Did you know that amber has been prized since Neolithic times? Amber has been used to make amulets, jewelry, and to create the the world-famous Russian Amber Room, which was called the “Eight Wonder of the World”.
Here are five amazing facts about amber that everyone should know:
1. Amber is a gem material, not a gemstone.
Amber is not a mineral, it is fossilized ancient tree resin. Amber’s beauty and translucence makes it desireable for being used in jewelry and decorations and jewelry. Gem material is correct classification for organic gems like pearls, coral, and amber.
2. The world’s largest amber deposits are in the Baltic region.
The northern Europe ancient Palaeogene forests produced over 105 tons of amber in the Baltic region. The Baltic amber that was formed millions of years ago was moved around northern Europe by glaciers and river flow. The Baltic region contains the largest known deposit of amber in the world. Baltic amber is also considered to be the highest quality amber in the world.
Today, Baltic amber is still collected in on the shores of Sweden, Poland, Finland, northern Germany, western Russia, and the Baltic States. Locals often use landing nets to “fish” for amber in the Baltic sea, particularly during winter, when the slightly heavier salt water causes the amber that is caught in seaweed float a bit so it can be moved in the current.
3. Amber jewelry dates back to at least 11,000 B.C.
Amber jewelry has been found at archeological sites in England, and polished amber jewelry and carved amber decorations have been found dating back to 11,000 B.C.
There have been many finds of amber jewelry dating from ancient Egypt, ancient Greece, and ancient Rome. Mycenaean graves dating to 2,000 B.C. with thousands of Baltic amber beads indicate that thriving amber trade routes existed from the Baltic shores to the Eastern Mediterranean.
4. Amber was used in folk medicine.
Throughout history to the late 1800s, amber was believed charm against infections and help cure them. Baltic Amber was used to treat a wide variety of ailments in ancient Greece. Powdered amber was mixed with honey to cure ear infections, cure dimming eyesight, and ailments of the stomach. Amber oil was often prescribed for whooping cough and asthma.

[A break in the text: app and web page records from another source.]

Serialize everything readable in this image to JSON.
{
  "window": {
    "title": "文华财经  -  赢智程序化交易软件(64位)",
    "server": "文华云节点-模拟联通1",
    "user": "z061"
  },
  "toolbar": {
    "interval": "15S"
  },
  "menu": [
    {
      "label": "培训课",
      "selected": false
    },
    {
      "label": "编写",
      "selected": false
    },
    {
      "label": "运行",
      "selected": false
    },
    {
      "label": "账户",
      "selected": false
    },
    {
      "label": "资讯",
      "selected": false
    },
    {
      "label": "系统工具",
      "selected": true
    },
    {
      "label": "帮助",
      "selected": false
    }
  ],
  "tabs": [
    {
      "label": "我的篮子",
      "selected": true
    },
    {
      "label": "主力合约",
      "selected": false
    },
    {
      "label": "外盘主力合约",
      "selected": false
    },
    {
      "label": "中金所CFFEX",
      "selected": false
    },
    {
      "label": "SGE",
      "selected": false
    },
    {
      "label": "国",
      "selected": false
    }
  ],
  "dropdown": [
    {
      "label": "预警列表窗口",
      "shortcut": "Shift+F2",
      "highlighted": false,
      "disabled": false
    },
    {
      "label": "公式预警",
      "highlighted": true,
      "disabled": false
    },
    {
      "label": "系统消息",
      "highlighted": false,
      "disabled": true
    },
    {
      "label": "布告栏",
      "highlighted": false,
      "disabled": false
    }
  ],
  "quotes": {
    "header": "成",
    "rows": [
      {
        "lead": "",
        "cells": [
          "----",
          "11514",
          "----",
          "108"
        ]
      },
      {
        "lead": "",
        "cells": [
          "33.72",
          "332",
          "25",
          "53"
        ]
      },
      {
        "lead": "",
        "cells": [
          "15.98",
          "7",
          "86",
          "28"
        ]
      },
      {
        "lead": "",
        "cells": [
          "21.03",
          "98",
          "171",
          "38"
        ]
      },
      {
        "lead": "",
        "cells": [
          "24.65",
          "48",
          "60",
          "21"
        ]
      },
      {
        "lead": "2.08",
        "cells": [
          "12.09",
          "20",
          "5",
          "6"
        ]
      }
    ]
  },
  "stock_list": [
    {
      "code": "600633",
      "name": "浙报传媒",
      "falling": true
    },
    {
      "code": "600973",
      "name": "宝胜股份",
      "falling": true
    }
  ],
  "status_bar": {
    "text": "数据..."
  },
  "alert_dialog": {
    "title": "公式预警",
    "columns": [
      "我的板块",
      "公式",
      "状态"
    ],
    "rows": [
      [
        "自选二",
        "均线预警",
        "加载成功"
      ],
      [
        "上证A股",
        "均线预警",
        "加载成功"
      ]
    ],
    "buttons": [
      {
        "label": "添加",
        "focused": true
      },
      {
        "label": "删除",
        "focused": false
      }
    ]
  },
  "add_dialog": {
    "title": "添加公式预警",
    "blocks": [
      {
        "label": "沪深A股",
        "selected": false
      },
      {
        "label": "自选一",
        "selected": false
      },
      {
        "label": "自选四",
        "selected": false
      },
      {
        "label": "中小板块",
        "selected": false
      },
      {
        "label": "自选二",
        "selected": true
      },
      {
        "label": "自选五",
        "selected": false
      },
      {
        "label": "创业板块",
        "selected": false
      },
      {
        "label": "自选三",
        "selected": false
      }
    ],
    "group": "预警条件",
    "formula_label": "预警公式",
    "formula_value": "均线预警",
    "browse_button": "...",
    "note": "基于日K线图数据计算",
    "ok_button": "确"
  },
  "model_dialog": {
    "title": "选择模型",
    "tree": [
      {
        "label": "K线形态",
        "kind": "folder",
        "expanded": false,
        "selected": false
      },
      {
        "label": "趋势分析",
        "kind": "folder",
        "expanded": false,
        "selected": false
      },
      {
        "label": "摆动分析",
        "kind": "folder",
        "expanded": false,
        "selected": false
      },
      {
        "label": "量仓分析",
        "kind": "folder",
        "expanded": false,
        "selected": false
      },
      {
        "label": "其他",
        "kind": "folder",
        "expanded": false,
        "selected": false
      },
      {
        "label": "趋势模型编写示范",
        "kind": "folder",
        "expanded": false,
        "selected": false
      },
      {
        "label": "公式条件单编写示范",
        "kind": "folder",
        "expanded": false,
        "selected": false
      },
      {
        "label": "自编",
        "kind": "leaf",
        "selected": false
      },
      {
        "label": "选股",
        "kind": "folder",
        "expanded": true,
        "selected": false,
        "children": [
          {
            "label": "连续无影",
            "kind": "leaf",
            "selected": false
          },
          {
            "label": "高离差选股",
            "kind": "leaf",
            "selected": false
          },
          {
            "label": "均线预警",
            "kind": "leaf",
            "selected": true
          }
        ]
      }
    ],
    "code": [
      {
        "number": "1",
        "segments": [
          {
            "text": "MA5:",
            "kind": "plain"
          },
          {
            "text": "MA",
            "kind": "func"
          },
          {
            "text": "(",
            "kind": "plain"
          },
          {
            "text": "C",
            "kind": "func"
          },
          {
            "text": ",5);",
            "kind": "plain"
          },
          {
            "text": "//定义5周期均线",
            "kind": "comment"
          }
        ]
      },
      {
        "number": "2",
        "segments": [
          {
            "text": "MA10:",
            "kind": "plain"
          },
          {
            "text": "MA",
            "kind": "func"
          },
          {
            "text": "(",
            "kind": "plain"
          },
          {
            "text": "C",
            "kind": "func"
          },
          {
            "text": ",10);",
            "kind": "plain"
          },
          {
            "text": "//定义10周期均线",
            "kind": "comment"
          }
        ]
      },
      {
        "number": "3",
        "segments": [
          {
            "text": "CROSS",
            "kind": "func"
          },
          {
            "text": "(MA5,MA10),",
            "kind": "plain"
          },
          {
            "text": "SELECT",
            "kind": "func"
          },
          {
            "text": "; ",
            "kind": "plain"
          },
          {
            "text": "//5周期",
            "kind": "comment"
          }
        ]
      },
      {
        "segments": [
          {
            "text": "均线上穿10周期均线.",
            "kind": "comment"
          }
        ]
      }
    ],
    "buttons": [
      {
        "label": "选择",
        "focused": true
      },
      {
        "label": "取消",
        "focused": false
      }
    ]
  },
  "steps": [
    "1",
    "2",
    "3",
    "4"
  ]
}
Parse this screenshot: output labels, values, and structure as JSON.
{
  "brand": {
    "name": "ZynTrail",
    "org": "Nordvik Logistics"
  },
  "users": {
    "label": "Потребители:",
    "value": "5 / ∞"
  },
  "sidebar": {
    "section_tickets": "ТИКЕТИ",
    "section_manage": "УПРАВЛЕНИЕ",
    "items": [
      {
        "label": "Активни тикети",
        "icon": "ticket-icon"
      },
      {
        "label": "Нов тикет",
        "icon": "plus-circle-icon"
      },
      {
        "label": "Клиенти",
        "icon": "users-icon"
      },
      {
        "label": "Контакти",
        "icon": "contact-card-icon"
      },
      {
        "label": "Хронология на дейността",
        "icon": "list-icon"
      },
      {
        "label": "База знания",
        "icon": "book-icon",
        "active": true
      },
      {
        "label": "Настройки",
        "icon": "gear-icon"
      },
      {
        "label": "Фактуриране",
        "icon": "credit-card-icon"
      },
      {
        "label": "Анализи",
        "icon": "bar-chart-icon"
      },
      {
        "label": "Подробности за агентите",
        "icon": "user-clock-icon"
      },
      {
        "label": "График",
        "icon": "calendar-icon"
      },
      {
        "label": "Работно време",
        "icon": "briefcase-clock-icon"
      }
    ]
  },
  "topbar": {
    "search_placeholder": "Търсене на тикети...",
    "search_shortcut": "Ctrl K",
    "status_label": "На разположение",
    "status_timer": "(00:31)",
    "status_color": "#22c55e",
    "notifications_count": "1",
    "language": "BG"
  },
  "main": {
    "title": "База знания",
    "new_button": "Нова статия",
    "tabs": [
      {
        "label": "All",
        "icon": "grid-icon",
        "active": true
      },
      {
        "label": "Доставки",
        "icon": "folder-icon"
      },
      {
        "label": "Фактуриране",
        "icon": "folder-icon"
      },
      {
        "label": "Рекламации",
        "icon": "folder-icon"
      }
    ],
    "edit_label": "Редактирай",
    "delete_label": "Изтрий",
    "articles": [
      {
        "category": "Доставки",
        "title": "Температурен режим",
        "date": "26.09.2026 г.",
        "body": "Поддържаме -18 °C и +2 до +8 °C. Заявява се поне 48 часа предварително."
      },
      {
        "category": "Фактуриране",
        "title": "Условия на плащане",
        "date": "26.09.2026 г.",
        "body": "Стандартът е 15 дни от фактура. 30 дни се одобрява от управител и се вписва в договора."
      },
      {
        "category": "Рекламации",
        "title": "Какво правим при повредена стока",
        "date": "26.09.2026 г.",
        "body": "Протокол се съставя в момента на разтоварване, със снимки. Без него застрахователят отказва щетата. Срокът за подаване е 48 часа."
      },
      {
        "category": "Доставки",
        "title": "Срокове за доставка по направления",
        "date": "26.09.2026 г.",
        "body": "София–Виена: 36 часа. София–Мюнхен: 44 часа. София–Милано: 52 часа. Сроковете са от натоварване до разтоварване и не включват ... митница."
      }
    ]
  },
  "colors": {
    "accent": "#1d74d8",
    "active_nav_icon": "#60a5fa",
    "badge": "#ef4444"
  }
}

In the Orient, amber incense was created by throwing amber on a hot brick. It was believed that amber incense imparted people with strength and courage from the soul of the tiger. Amber is cited in the holy book of Buddhism as one of the seven stones that will bring good luck.
5. The demand for amber has surged.
Jurassic Park, the hit movie in which dinosaur DNA preserved in amber was used to resurrect them, raised global awareness of amber. Most recently, China has become one of the largest markets for amber, and especially high quality Baltic amber. Although most Chinese buyers purchase high quality amber as an investment, amber is also used in traditional Chinese medicine (TCM). In TCM, amber is believed to sooth circulatory ailments and have calming properties.